(App and web page records)
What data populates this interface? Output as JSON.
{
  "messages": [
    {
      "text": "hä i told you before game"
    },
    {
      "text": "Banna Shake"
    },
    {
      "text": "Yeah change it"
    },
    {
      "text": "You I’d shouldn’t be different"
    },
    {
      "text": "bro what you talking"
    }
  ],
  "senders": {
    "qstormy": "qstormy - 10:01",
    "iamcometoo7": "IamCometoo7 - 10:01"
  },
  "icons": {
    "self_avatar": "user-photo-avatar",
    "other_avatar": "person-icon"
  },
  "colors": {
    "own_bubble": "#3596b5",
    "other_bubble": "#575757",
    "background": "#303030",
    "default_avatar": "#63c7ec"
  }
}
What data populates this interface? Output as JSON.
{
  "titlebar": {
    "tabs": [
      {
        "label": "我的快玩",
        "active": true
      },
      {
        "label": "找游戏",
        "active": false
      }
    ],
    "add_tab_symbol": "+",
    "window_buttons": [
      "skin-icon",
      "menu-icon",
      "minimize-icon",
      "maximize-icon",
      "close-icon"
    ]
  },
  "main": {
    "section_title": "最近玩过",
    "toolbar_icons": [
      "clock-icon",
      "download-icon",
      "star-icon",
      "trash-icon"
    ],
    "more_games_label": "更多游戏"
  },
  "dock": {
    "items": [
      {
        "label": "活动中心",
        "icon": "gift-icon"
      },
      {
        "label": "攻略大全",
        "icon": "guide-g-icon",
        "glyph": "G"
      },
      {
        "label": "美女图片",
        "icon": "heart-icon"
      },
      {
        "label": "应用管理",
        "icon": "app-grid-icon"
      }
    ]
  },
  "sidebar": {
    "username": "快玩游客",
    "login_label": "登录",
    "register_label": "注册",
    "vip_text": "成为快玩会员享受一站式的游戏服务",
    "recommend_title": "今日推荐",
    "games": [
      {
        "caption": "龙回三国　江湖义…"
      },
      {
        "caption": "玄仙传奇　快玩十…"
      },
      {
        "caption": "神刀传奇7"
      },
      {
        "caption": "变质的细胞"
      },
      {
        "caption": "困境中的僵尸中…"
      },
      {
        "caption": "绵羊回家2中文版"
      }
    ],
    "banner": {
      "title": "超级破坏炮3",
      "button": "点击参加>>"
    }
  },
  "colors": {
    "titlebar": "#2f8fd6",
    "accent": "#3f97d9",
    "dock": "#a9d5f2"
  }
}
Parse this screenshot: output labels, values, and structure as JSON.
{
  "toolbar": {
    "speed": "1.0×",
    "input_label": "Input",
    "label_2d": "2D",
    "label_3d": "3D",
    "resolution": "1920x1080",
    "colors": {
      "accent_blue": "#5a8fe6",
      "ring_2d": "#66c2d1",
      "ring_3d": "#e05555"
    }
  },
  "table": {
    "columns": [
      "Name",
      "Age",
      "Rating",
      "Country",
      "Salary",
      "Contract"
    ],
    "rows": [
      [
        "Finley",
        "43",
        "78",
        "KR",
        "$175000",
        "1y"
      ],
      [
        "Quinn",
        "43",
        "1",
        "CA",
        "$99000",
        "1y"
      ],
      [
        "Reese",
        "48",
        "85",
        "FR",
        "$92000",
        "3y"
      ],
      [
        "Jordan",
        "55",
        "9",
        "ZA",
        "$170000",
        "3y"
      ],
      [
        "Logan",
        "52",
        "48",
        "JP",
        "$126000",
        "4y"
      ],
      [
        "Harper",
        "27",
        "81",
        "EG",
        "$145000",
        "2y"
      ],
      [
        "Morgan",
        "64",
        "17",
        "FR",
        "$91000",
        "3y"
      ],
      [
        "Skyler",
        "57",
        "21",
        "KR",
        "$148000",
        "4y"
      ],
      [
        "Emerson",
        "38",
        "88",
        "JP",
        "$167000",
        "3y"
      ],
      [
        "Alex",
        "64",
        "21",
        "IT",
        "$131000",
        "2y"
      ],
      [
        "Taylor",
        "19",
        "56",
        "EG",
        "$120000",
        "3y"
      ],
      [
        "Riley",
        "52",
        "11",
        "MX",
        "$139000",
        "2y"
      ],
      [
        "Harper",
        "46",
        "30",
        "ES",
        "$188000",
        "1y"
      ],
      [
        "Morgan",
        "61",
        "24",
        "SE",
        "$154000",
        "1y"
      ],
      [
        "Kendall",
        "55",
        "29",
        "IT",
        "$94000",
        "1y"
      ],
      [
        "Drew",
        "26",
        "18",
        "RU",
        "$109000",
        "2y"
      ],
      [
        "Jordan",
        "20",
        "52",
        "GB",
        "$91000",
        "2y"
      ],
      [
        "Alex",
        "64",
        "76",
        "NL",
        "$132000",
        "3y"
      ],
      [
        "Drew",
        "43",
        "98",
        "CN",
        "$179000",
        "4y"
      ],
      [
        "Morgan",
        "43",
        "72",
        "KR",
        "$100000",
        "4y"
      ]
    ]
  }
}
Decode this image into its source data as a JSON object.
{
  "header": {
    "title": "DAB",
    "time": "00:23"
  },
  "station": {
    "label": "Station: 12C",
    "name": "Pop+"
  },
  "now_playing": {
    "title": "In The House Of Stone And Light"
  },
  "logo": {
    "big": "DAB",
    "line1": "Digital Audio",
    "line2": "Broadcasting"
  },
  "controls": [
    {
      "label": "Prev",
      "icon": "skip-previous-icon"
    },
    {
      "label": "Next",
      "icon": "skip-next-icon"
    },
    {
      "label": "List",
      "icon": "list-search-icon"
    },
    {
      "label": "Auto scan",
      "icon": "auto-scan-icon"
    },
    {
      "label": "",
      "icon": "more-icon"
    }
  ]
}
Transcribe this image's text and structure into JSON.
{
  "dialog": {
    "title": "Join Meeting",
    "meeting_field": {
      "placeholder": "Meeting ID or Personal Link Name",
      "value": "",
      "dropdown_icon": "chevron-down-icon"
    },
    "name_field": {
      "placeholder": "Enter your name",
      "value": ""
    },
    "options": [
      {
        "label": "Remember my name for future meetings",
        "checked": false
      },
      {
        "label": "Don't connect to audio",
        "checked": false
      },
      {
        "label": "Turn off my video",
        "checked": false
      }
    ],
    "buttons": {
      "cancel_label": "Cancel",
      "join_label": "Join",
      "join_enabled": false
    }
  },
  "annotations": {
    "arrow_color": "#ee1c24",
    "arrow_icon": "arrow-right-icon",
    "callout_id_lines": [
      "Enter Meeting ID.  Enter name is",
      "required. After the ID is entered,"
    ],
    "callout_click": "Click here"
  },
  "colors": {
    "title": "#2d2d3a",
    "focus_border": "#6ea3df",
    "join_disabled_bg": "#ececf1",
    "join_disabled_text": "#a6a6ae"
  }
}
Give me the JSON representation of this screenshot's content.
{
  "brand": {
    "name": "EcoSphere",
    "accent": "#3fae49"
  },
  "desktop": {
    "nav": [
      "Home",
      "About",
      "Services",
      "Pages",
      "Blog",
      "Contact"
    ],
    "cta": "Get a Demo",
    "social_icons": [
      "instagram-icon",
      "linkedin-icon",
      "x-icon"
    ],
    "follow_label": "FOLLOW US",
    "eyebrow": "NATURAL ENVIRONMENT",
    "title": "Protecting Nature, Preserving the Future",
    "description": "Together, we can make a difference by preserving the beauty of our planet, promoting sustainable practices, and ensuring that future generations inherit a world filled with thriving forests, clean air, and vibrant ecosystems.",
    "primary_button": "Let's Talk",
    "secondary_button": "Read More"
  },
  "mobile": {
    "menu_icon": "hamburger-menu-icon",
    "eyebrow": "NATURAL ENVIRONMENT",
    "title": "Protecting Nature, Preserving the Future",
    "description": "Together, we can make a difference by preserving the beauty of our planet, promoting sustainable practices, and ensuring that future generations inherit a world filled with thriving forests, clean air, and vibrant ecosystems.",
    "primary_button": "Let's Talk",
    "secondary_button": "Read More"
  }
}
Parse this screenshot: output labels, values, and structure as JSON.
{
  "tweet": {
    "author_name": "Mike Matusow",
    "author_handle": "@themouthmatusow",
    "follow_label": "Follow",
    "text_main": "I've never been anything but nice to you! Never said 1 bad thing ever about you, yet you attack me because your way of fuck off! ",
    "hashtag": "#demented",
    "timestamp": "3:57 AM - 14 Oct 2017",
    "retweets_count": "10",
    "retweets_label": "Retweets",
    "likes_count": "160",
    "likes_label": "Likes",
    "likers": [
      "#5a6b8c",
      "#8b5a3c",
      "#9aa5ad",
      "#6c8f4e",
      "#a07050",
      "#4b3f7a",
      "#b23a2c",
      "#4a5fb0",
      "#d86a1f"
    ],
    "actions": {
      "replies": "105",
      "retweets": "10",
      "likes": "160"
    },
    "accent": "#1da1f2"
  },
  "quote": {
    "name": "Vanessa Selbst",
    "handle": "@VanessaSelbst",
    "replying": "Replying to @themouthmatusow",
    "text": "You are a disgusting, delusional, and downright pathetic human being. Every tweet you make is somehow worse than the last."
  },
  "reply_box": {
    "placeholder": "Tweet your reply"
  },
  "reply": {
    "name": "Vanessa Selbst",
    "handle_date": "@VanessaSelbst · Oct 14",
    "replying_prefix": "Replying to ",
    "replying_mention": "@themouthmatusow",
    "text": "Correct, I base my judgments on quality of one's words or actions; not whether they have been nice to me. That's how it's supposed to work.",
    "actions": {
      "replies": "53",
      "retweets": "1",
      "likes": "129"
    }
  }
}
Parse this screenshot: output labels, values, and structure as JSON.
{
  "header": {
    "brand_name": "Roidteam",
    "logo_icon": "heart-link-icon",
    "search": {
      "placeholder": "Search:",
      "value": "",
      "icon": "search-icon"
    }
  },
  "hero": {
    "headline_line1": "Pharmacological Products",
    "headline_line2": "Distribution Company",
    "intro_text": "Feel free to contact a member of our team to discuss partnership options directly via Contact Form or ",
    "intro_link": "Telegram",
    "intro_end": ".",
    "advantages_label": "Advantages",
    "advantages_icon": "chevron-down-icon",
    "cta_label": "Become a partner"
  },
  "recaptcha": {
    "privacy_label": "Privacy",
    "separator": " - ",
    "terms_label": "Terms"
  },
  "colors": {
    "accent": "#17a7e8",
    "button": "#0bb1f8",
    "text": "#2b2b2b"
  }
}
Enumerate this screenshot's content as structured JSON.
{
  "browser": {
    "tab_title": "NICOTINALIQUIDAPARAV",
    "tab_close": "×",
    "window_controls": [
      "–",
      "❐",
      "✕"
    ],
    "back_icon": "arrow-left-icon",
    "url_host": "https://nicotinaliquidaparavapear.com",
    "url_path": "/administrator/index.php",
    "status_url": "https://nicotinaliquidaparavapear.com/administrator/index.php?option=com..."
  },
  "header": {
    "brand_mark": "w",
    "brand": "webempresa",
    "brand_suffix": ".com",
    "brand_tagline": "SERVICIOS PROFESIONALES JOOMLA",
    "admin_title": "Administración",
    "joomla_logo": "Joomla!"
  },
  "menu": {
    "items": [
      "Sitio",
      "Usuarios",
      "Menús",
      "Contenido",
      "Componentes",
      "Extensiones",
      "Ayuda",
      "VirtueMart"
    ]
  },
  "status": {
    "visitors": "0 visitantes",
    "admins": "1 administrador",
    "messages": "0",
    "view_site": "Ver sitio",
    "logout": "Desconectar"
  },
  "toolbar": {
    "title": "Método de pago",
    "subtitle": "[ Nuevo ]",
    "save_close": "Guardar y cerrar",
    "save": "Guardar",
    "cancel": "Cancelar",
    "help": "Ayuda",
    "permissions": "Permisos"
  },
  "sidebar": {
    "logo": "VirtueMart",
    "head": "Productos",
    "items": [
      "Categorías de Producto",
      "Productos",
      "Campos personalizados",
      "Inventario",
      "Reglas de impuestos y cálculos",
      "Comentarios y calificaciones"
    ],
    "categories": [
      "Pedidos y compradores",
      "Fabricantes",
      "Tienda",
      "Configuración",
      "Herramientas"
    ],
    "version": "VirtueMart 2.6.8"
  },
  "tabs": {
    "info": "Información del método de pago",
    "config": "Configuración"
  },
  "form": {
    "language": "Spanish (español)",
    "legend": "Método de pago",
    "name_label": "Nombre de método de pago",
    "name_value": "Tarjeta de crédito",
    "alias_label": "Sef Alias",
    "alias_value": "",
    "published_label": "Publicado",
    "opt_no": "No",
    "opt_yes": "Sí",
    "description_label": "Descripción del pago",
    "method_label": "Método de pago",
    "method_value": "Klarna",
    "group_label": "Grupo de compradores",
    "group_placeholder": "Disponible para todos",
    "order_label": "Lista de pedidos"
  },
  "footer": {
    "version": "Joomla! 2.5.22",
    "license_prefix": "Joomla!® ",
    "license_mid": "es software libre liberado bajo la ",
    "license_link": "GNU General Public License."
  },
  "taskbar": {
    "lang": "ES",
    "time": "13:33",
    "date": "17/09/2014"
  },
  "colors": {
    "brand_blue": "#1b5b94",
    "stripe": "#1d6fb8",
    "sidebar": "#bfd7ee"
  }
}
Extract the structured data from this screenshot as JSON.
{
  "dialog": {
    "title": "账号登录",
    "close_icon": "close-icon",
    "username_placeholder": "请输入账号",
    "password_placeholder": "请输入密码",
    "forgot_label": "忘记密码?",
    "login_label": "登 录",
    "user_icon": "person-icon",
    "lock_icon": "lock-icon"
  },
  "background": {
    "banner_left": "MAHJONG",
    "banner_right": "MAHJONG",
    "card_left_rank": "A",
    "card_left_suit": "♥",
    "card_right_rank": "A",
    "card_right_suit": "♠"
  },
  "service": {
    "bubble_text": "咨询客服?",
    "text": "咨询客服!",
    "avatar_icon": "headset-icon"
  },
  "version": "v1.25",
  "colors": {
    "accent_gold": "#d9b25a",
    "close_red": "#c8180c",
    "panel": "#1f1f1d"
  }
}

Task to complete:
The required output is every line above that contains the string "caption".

Task result:
        "caption": "龙回三国　江湖义…"
        "caption": "玄仙传奇　快玩十…"
        "caption": "神刀传奇7"
        "caption": "变质的细胞"
        "caption": "困境中的僵尸中…"
        "caption": "绵羊回家2中文版"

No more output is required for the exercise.